  • 21. Vendors Don’t Buy It
    • They won’t extend the metro discounts to the small community libraries.
    • They’ll charge what they think they can get away with.
    • Libraries can negotiate better deals on their own than OPLIN can for a group.
  • 22. HeritageQuest, for example
    • They earn about $100,000 in Ohio
    • But their group contract price is $265,000
    • Based on their relative sizes, that would be $20-25K for Columbus & Cuyahoga
    • They really pay $6000
    • Working up from the $6000 deal, Ohio should only have to pay $72,000.
  • 23. Public libraries have common needs beyond the current “core” definition
    • The 25 largest libraries each year pay over $6.5 million for electronic databases.
    • There is no single database that all of them buy. There are only a few that more than half of them buy.
    • But there are common subject areas.
  • 24. RefUSA, for example
    • They earn over $900,000 in Ohio
    • Their group offer was $1.14 million
    • Ultimately, only $653,000 was “pledged.”
  • 25. So this spring… $783,000 for spotty access
    • Auto Repair Ref Center
    • Alldata
    • HeritageQuest
    • eLibrary
    • CultureGrams
    • Associations Unlimited
    • LegalForms
    • Literary Ref Center
    • SIRS Researcher
    • SIRS Discoverer
  • 26. Hope endures
    • Awareness of the problem is dawning throughout the state, particularly among influential directors.
    • Multi-agency partnership. OLC involvement is key.
  • 27. Leverage Investment
    • Keep the stats climbing; make more use of what we have.
    • Smarter metasearching
    • Meeting users where they are
  • 28. How?
    • Weed
      • The “shelves” are too full. “MedLine?”
    • Rearrange
      • Design for users, not librarians
    • Promote
      • A little effort centrally will go a long way
  • 29.  
  • 30. Where the users are
    • OCLC Perceptions Report
  • 31. EBSCO content indexed by commercial search engines
  • 32. IP Address recognized
  • 33.  
  • 34. Authentication
    • Premise: let’s not make the user jump through hoops. It’s more important to quickly connect Ohioans to these resources than it is to keep Kentuckians out.
    • Nevertheless, we should make an effort both to keep unauthorized users out and to get clean institution-level stats.
  • 35. This is NOT the best way
  • 36. The plan
    • Instead of hundreds of Ohio institution accounts enabled for EBSCO Connection, we enable one account:
  • 37. Use automation to connect Article Citation LCO IP “ For All Ohioans” Ohio IP Enter card number *Library Card* Driver’s License Other Geo-locate? *ARTICLE*
  • 38.  
  • 39.  
  • 40. My point…and I do have one

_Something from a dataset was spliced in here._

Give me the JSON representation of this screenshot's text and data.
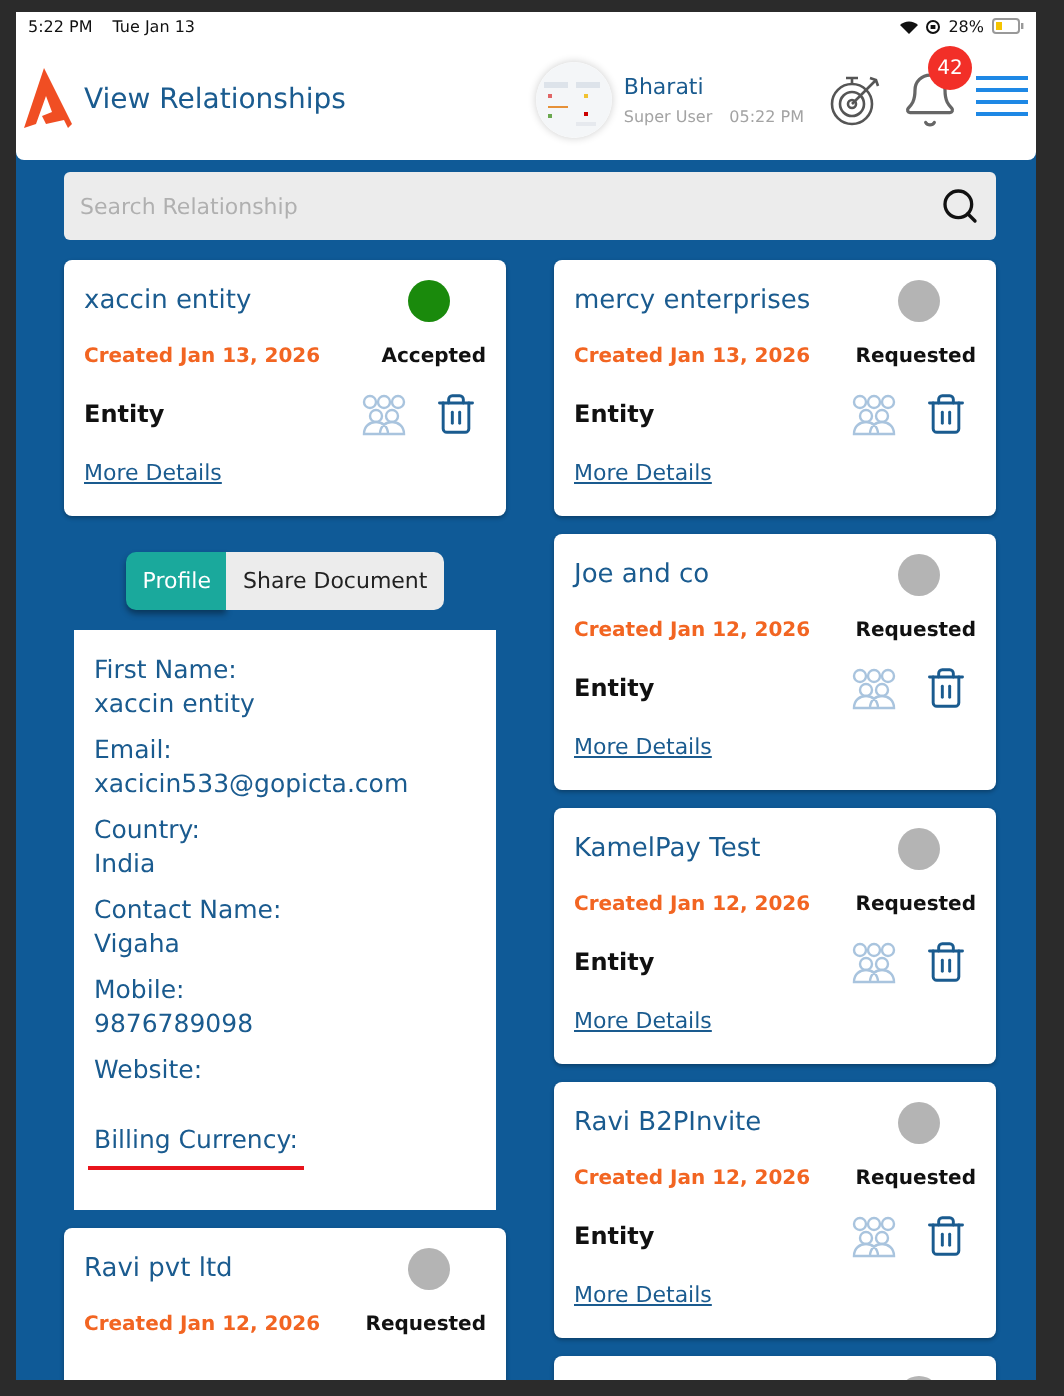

    • We have great stuff.
    • We have to find a way to keep it.
    • We have to make sure it gets used.
    • We have to find a way to get more of it for everyone.
  • 41. Questions?
  • 42. Thanks for coming. For problems: OPLIN Support Center [email_address] , 888-96-OPLIN For discussion: Don Yarman [email_address]